What to do: If a line in the data below contains "java", copy it.

Stored data entries
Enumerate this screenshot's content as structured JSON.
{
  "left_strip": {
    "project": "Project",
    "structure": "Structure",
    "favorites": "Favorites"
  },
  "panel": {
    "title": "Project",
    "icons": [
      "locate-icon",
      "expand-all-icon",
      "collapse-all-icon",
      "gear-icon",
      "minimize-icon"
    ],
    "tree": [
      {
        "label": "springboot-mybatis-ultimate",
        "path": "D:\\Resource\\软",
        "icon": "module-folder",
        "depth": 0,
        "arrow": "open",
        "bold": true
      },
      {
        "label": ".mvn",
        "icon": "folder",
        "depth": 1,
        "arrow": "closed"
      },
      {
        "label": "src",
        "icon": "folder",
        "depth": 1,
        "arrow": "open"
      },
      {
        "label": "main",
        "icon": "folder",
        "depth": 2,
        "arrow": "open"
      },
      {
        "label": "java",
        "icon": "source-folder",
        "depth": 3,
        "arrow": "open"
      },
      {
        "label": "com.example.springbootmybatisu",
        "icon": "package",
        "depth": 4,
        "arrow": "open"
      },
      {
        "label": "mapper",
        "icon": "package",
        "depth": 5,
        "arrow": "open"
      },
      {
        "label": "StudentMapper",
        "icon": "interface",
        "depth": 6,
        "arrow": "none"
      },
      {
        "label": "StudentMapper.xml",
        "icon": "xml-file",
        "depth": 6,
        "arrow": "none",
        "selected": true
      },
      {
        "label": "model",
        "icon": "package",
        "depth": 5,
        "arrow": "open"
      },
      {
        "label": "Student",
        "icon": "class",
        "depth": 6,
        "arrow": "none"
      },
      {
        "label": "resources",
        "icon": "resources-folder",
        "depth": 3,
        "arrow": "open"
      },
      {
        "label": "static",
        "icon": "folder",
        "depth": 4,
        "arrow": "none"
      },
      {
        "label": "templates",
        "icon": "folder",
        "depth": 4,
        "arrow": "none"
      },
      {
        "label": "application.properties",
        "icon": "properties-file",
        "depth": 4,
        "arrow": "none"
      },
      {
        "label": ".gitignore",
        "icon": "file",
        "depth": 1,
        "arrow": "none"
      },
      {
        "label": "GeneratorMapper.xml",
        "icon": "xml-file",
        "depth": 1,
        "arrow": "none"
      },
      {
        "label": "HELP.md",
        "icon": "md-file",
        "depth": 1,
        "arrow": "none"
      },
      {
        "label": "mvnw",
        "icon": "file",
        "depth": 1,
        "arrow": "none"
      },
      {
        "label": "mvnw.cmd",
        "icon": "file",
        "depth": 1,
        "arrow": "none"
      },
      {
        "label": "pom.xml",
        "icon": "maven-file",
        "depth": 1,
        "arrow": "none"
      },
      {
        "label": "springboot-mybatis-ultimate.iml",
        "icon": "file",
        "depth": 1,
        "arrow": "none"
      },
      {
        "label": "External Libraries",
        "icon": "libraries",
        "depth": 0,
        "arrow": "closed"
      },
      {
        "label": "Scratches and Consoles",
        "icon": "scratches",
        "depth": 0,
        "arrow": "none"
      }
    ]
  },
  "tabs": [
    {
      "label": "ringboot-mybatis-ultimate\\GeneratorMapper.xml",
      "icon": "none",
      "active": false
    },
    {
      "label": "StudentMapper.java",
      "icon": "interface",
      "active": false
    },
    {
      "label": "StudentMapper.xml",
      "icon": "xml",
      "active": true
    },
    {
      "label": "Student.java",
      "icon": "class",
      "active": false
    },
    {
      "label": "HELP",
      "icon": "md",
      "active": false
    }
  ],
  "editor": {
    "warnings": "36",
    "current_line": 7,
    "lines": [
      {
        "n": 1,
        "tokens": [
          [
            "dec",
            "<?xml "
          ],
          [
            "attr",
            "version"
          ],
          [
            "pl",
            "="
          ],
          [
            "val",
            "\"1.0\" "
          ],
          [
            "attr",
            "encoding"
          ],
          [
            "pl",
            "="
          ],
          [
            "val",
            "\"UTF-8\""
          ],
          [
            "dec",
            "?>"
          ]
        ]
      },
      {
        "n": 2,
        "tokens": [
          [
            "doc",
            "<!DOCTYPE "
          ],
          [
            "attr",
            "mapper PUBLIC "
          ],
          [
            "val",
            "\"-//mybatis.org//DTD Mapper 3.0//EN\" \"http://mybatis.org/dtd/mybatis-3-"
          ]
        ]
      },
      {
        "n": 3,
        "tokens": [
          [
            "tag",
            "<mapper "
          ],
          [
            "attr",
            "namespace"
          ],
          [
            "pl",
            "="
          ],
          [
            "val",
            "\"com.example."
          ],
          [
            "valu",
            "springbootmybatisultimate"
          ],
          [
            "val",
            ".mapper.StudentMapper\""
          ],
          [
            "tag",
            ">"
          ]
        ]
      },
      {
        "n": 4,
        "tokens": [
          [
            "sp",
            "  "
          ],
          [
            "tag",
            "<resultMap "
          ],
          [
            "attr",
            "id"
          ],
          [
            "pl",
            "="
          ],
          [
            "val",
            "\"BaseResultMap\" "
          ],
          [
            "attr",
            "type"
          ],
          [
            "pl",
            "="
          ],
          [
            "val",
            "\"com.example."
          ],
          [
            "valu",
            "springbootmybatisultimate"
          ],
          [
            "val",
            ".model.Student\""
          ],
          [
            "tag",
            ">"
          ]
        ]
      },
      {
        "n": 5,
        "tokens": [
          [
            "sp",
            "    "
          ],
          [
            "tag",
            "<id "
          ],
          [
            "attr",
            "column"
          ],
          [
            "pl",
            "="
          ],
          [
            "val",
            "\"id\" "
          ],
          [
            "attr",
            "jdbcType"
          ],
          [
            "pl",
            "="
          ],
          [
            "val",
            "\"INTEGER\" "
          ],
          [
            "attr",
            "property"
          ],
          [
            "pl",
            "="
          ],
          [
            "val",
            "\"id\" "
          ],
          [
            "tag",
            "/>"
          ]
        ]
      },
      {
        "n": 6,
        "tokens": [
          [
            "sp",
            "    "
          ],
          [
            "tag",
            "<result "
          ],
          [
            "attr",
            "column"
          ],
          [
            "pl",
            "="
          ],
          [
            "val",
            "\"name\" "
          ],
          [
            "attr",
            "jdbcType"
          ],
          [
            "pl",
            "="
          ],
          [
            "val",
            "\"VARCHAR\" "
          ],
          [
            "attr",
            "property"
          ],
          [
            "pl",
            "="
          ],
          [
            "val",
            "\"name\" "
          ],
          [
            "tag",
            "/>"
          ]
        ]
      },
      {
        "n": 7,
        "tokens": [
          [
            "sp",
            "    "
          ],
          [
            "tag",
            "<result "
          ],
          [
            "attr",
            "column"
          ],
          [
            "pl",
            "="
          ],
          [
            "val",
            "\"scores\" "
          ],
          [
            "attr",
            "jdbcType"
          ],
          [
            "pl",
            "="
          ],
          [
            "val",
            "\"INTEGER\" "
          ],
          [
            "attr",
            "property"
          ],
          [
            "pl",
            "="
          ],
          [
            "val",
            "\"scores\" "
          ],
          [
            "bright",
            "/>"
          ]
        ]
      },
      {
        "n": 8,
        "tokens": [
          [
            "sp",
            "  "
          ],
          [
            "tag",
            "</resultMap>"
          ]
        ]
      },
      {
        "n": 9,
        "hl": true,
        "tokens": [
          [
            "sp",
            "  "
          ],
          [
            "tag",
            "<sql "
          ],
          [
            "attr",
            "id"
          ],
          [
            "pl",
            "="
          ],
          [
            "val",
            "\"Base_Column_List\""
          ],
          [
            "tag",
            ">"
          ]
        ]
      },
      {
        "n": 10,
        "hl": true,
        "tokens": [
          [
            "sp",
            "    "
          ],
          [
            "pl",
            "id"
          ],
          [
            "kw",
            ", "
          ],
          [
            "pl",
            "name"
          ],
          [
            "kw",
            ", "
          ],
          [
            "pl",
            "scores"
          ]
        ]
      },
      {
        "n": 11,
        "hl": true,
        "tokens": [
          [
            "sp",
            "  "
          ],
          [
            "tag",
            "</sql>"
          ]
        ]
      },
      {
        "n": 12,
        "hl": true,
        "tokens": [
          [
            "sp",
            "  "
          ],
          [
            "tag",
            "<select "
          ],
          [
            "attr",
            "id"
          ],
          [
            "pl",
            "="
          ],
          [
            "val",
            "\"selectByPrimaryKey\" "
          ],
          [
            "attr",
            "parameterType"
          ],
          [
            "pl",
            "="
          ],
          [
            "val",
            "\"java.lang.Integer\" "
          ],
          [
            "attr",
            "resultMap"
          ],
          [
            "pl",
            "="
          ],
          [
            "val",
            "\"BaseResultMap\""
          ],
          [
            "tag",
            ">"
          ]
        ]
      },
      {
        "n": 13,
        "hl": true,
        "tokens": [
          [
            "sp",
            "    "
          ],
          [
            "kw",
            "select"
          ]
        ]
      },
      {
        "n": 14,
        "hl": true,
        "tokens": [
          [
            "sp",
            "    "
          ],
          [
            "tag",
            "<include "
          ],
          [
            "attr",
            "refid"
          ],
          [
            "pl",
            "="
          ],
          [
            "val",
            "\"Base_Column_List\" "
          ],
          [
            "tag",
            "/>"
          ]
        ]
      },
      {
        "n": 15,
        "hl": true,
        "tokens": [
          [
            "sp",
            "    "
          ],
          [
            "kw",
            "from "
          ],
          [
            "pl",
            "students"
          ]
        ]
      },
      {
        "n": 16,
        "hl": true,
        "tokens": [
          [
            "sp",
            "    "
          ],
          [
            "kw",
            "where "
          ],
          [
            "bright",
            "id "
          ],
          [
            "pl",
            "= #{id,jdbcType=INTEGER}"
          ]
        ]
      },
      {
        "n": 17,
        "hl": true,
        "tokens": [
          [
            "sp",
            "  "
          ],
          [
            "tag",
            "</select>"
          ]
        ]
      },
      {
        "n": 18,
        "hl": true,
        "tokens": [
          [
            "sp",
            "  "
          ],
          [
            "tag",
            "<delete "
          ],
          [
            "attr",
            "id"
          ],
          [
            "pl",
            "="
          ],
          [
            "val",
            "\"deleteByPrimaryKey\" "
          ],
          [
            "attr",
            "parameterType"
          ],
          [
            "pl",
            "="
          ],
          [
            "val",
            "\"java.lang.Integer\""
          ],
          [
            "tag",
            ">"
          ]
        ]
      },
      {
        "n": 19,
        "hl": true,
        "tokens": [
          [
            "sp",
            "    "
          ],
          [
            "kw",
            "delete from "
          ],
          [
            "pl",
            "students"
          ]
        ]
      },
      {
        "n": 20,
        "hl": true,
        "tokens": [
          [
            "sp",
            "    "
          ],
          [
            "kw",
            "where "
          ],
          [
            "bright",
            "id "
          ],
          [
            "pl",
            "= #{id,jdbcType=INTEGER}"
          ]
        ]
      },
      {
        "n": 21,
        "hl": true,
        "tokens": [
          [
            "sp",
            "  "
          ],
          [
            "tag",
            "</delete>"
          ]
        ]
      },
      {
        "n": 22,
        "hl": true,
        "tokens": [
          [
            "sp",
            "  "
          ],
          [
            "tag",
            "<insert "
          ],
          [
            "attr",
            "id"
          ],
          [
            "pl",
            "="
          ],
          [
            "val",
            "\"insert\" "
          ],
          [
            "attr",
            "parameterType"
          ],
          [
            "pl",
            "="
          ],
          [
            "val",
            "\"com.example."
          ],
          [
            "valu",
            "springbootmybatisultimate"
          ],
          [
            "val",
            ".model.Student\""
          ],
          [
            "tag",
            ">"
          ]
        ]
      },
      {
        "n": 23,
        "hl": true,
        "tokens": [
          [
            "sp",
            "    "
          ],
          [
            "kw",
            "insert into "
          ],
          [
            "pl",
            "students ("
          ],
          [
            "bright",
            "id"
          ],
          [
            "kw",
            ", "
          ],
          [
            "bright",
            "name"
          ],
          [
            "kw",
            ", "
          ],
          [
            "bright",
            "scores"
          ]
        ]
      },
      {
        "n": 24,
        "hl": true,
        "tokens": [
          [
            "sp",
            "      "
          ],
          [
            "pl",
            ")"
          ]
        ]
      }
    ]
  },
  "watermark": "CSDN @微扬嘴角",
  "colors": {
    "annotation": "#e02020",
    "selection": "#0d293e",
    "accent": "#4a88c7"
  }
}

Exercise result:
        "label": "java",
      "label": "StudentMapper.java",
      "label": "Student.java",
            "\"java.lang.Integer\" "
            "\"java.lang.Integer\""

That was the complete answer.